The book represents a historiographical departure. Using new archival evidence as well as travelogues written by Indian railway travellers in Bengali and Hindi, this book suggests that the impact of railways on colonial Indian society were more heterogeneous and complex than anticipated either by India’s colonial railway builders or currently assumed by post-colonial scholars.
At a related level, the book argues that this complex outcome of the impact of railways on colonial Indian society was a product of the interaction between the colonial context of technology transfer and the Indian railway passengers who mediated this process at an everyday level. In other words, this book claims that the colonised ‘natives’ were not bystanders in this process of imposition of an imperial technology from above. On the contrary, Indians, both as railway passengers and otherwise influenced the nature and the direction of the impact of an oft-celebrated ‘tool of Empire’.

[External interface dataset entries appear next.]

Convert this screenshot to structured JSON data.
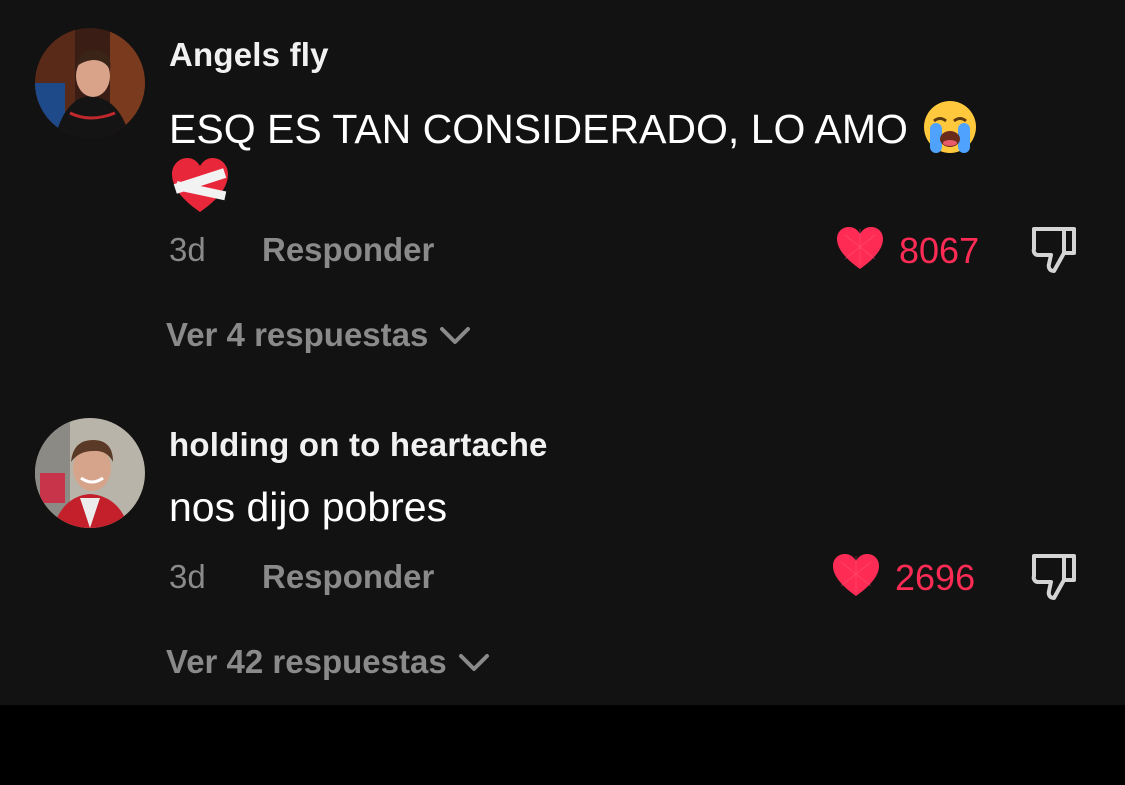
{
  "comments": [
    {
      "username": "Angels fly",
      "text": "ESQ ES TAN CONSIDERADO, LO AMO",
      "emojis": [
        "loudly-crying-face-emoji",
        "mending-heart-emoji"
      ],
      "time": "3d",
      "reply_label": "Responder",
      "likes": "8067",
      "liked": true,
      "view_replies": "Ver 4 respuestas"
    },
    {
      "username": "holding on to heartache",
      "text": "nos dijo pobres",
      "emojis": [],
      "time": "3d",
      "reply_label": "Responder",
      "likes": "2696",
      "liked": true,
      "view_replies": "Ver 42 respuestas"
    }
  ],
  "colors": {
    "background": "#121212",
    "like_accent": "#fe2c55",
    "secondary_text": "#8a8a8a"
  }
}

The historiographical departures suggested in the book is based on examining railway spaces as social spaces – a methodological index influenced by Henri Lefebvre’s idea of social spaces as means of control, domination and power.